The last of the first round of interviews is with Natalie, my dear friend who was a teaching assistant with me in grad school. Natalie now teaches English literature at a local high school and is a lifelong Anglophile who single-handedly got me interested in Queen Victoria and Prince Albert, and who shares my obsession with WWI. She has an uncanny ability to find name-brand valuables at thrift shops and antique stores, and she occasionally sends me timely Buzzfeed articles, especially when they are about first dates gone terribly wrong.
1. What were you like as a teenager? I was really worried about doing the wrong thing all the time. I had fun with my friends, I was interested in dating, and I had some boyfriends. But mostly I was concerned about the future and what I was going to make of my life more than actually enjoying myself in high school. I don’t think I really had a great time in high school because I was more focused on the future.
2. What have you always wanted? I think I have always wanted love and freedom to do what I want. Those two things drive me. If I feel trapped in a job, or a situation, or a relationship, or anything like that, then I seek ways to try to get away from it. I just want to be able to live my life to experience new places and new things. I think that’s why I like to travel so much, and why I like to learn all the time. And I can’t imagine living without someone that I love. That’s a big part of my life too.
3. When were you most proud of yourself? I think two things: one is when I finished my master’s degree, because I thought I wasn’t going to be able to do it; it was so horrible and took forever. I finally finished it, and I felt a sense of relief and also a sense of pride. The other thing is more personal: it’s being able to make it through difficult emotional situations and know that I can survive those things without dying. And then feeling stronger afterwards: like I know more about how to be a human being and what it means to be an adult. I feel proud of myself that I was able to do those things without being broken.
4. What advice would you give to your ten-years-younger self? I would tell myself to be more open-minded, and that it’s okay to not have everything figured out in life, because the older you get, the less you feel like you know in some respects, and that it’s okay to feel that way. That you don’t have to have everything taken care of in order to be a responsible person. I would probably tell myself to go and spend time developing who I am as an individual before attaching myself to another person.

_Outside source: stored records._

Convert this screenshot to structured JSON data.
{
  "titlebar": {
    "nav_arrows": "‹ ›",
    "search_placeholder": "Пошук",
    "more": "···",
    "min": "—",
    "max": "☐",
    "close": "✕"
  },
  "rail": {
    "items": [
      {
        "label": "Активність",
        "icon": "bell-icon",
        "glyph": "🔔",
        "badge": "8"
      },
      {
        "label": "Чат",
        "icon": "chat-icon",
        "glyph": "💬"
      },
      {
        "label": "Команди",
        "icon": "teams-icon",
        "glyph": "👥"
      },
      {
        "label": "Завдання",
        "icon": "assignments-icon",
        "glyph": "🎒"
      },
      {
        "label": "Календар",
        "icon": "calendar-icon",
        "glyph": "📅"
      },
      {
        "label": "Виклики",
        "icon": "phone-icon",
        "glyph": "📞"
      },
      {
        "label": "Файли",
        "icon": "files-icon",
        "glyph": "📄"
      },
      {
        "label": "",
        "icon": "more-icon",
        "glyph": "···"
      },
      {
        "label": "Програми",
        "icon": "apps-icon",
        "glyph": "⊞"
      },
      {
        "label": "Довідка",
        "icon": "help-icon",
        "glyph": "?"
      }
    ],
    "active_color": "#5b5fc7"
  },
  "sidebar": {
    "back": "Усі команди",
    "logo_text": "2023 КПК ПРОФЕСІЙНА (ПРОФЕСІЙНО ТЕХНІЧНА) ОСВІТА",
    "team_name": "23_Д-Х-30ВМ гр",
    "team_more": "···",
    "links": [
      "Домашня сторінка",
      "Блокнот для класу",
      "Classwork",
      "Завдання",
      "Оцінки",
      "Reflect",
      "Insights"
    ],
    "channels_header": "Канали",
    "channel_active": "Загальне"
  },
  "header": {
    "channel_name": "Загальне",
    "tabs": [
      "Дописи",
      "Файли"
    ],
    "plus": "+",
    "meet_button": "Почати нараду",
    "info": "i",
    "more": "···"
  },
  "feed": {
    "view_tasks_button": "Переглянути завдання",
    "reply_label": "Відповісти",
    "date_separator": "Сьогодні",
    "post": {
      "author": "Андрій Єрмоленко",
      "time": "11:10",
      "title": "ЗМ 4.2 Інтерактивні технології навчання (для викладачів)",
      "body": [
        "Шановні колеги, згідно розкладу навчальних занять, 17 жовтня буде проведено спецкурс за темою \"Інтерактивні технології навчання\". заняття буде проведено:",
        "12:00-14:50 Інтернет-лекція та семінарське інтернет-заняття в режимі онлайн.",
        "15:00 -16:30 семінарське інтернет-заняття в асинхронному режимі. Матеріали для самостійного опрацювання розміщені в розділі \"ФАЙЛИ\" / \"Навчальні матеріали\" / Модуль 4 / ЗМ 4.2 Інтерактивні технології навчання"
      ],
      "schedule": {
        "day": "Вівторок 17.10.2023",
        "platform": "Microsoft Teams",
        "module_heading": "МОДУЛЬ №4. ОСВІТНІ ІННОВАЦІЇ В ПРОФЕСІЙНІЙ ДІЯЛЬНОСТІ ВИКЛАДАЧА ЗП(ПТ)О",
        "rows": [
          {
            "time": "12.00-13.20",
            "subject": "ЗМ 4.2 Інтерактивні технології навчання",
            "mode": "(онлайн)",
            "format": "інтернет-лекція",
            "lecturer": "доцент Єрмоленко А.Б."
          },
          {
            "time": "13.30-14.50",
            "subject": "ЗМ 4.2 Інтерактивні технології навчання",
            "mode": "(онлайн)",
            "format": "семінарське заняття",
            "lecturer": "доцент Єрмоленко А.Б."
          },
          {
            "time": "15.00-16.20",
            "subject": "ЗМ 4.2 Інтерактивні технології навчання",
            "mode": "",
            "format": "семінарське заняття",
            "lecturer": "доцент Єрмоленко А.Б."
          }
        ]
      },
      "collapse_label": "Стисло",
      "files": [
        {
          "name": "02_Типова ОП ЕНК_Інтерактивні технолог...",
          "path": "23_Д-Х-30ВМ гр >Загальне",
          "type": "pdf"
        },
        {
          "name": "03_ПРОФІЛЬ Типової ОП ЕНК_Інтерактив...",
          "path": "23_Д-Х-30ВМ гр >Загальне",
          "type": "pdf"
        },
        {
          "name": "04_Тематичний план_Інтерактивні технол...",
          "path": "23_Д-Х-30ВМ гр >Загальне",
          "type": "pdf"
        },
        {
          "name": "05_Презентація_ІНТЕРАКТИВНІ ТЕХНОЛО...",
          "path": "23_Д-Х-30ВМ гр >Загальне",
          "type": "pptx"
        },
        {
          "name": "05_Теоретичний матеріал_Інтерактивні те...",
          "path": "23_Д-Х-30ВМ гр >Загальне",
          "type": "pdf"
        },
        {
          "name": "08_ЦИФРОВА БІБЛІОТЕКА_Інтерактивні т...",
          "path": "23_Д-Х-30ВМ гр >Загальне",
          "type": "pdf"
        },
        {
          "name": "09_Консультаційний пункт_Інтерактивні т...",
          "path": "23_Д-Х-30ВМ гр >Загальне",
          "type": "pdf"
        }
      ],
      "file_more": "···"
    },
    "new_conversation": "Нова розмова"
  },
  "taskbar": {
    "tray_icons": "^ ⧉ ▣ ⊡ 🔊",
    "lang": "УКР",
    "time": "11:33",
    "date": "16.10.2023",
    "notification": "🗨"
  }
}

And I would probably say that I should study abroad or live somewhere else for a while.
5. What is your personal motto? If I boil it down, I would say that life is difficult sometimes, and you just have to do the best you can to live a fulfilling life and to be kind to people. That’s it. That’s the only thing, I think, that’s important. We need more people to be kind in the world. My general goal in life is just to learn as much as I can. That’s why I like to travel and why I like to teach, and why I read: because I like to learn about things like history and people. I’m interested in human relationships.
6. Who do you aspire to be like, and why? I aspire to be the type of person who explores opportunities, has a happy life, and tries new things. I admire people who do that with their lives. People who take risks, challenge themselves, and don’t get stuck doing the same thing their entire lives if they’re not happy doing it. I don’t want to be that type of person. The only person I can think of is Elizabeth Gilbert–I don’t even really like her that much as an individual, but I like her writing–there’s a new book she wrote about creativity. She talks about being creative and living a creative life and taking risks. That’s the type of person I aspire to be.
7. What is the nicest thing anyone has ever said to you? Whenever my students tell me that they can tell that I care about them, and that they like being in my class because they feel safe there to explore learning. That’s nice, because I really do work hard to foster that type of environment. And that’s something that I take pride in. And I usually have a couple of students every year that tell me that my class made a difference to them in their life. And I like that. I think that’s a reflection of me and what I do in the classroom.
8. What would you do if you knew you could not fail? I would quit my job immediately and start travel writing: travel around and write a book. Or I would like to write for a publication of some sort, where I’m going and eating food and seeing new places. My dream job would be to work for Rick Steves and help him write his guidebooks. He has people that do that! He has certain people he works with that are experts in certain parts of the world. They go around with him and write the different recommendations for the books that he has. That’s what I would want to do. Wouldn’t it be nice to not have to worry about your finances? Because that is the main stumbling block when it comes to trying to live your dreams: the practicality of life. The eating, and having a place to live, and having stability. And if that wasn’t a concern, and I knew that I wouldn’t fail in that respect, I would do whatever the heck I want and it would be amazing.
9. What would you like to be remembered for? The people that I love, that really know me, I would like them to remember me for being wise about things, and for being loyal. And that I made a difference. It’s different with people that I love, my family and friends, and with my students. But I would like my students to remember me for being someone who’s interested in learning and who helps them to be interested in learning. But for family and friends I would like to be remembered for being loyal and loving.